Our postseason countdown of the top 25 players in the Big Ten is complete, headlined by Ohio State running back Ezekiel Elliott. That has us looking ahead to next season. So in today's Big Ten roundtable, we discuss who will be No. 1 in next year's player rankings.
Brian Bennett: Ohio State QB J.T. Barrett
Barrett finished No. 4 in last year's postseason list but didn't make the cut this time around. That dropoff wasn't so much his fault as it was the quarterback shuffling that plagued the Buckeyes throughout most of 2015. Like most of Ohio State's offense, Barrett didn't really find his stride until the final two games. But against strong defenses in Michigan and Notre Dame, he completed over 60 percent of his passes, ran for 235 yards and had five touchdowns with just one interception. The 2016 Buckeyes will undoubtedly be Barrett's team, and while he'll have to adjust to a new supporting cast on offense, that just means he'll have more opportunities to make plays. Barrett should return to his 2014 form and possibly contend for a Heisman Trophy next fall.
Jesse Temple: Northwestern LB Anthony Walker
The leap Walker made from his freshman to sophomore year was incredible. He totaled 51 tackles and nine tackles for loss in 2014 after taking over for injured linebacker Collin Ellis and starting seven games. Then, Walker upped the ante by registering 120 tackles and 20.5 tackles for loss -- the fifth-best mark in the country. His 19-tackle game against Duke will be talked about among Wildcats fans for some time. If Walker continues to progress, there's no telling what he can accomplish in his redshirt junior season. Northwestern loses some serious defensive firepower, including standout defensive end Dean Lowry, who often funneled tackles in Walker's direction. Still, the Wildcats' strength should once again be their defense. And nobody will be more important than Walker.
Austin Ward: Ohio State LB Raekwon McMillan
The Buckeyes are always going to score in bunches as long as Urban Meyer is around, and Barrett certainly appears to be back to his record-setting ways. But if Ohio State is going to return to the top of the heap in the Big Ten and get back in the College Football Playoff, odds are it will be the quarterback on the other side of the ball helping to lead the program there by keeping points off the board. McMillan wasn’t flashy in his first full season as a starter at middle linebacker, but he was relentlessly consistent, finishing fourth in the league in tackles thanks in large part to his ability to make every play that came his way. With Joshua Perry and Darron Lee now gone, McMillan will need to make even more big plays next season, and his numbers figure to go up across the board. The Buckeyes are obviously in great shape on offense with Barrett, but McMillan might just be even more crucial in determining the team’s potential.

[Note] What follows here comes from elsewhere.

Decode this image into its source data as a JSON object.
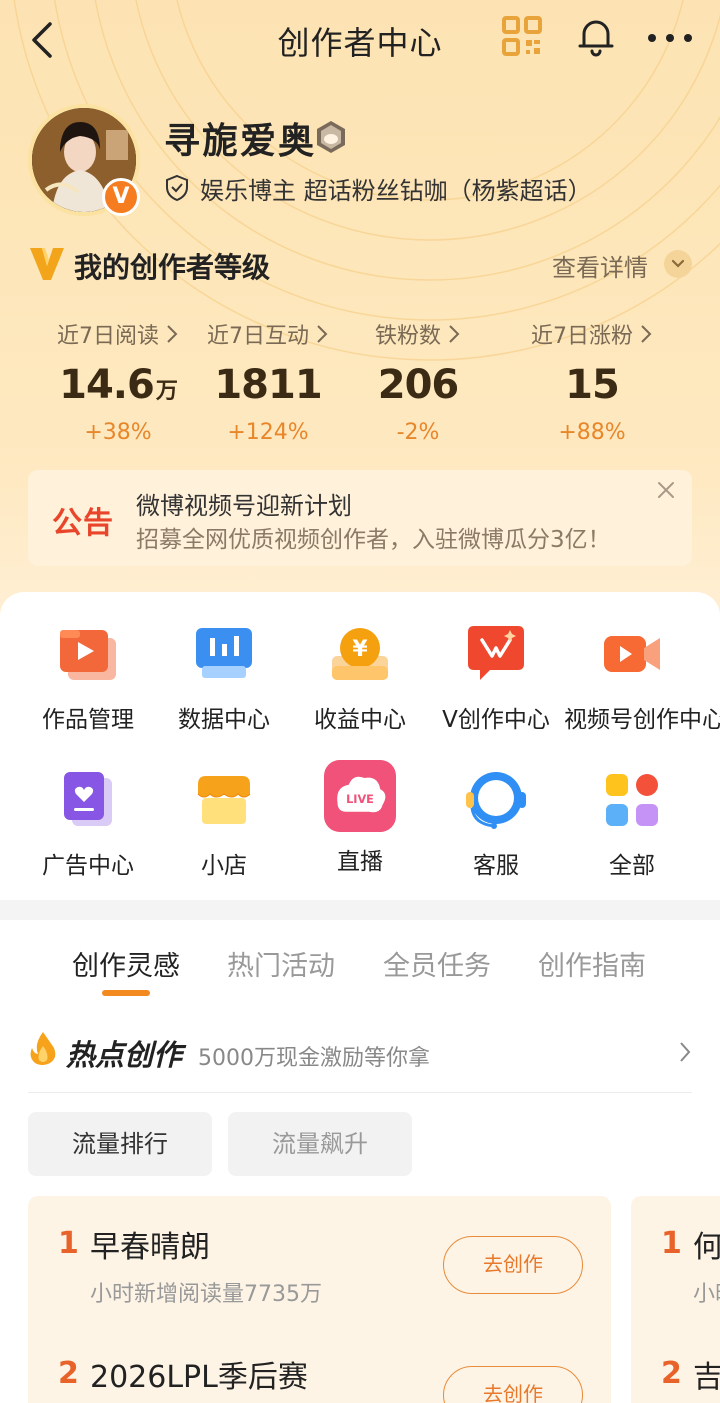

Mitch Sherman: Michigan safety Jabrill Peppers
It makes little sense to assign a position or even a class to Michigan's budding superstar. Peppers will be a third-year sophomore in 2016. Just know that, barring injury or unexpected development, it may be his final year in Ann Arbor. He's that kind of talent. And Peppers' versatility should allow him to blossom into a Charles Woodson-like player. Peppers covers like a cornerback and can play a key role in run support. His 50 snaps on offense in 2015 provided a preview, perhaps, of what's next. Michigan will look to use him as a running and receiving threat, and he's dangerous in the return game. Altogether, Peppers' potential contributions to the Wolverines next season make him valuable in a way unlike any other Big Ten player.
Josh Moyer: Iowa DB Desmond King
He's the only returning major award winner (Thorpe) in the conference, and he was the highest-rated Big Ten player in ESPN.com's national list of best returning players. At the very least, that should make King a favorite here. His numbers this past season put him in some elite company. The rising senior finished 2015 with eight interceptions, good enough to tie the single-season school record set by 1939 Heisman Trophy winner Nile Kinnick. And he also had 21 passes defended -- the third-best total in the conference -- and was a solid returner, finishing No. 7 nationally in punt-return average (14.2 yards per return). King could've declared early for the NFL draft, but he instead decided to stay and finish what he started. There should be none better next season.
Dan Murphy: Michigan State DL Malik McDowell
There won't be a more physically dominant player in the Big Ten than Michigan State's 6-foot-6, 275-pound monster in the middle. McDowell's combination of a massive wingspan and ability to get low enough to drive interior offensive linemen backward makes him the keystone of the Spartans' rushing defense. He has played in every game since arriving in East Lansing, finishing second on the team with 4.5 sacks this past season. Next year, the defensive line will be his to lead. McDowell won't post the same gaudy stats as others on this list -- defensive tackles rarely do -- but he has the ability to affect games more than anyone else in the league in 2016.